Search the entries below for the word "scores", then copy each line in which it is found.

:: MATERIAL PROVIDED ::

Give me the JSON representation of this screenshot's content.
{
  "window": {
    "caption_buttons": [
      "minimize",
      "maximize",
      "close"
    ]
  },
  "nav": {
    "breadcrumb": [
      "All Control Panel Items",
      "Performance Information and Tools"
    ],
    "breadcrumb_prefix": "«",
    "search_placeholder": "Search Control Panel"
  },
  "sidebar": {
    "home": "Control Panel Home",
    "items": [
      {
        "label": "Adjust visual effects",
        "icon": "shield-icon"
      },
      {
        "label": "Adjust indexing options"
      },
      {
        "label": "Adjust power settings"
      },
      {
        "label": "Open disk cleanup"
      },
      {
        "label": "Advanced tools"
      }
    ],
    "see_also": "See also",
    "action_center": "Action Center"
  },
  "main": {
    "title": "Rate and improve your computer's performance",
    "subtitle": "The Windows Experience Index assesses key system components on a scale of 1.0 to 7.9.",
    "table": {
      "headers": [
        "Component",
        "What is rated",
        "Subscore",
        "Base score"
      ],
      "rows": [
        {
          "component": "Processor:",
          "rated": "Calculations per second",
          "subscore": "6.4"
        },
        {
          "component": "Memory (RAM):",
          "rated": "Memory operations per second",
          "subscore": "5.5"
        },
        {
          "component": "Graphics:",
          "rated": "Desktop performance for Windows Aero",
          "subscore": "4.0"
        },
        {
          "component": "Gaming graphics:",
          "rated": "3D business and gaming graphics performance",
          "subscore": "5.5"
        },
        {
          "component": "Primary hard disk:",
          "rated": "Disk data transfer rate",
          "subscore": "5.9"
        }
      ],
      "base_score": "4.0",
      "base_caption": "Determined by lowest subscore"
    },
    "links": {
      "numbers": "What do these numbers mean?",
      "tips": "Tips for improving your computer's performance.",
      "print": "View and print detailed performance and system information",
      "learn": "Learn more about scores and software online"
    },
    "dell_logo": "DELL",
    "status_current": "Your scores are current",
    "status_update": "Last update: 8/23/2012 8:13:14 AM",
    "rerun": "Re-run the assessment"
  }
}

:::

- **YOUR SOLUTION**
      "learn": "Learn more about scores and software online"
    "status_current": "Your scores are current",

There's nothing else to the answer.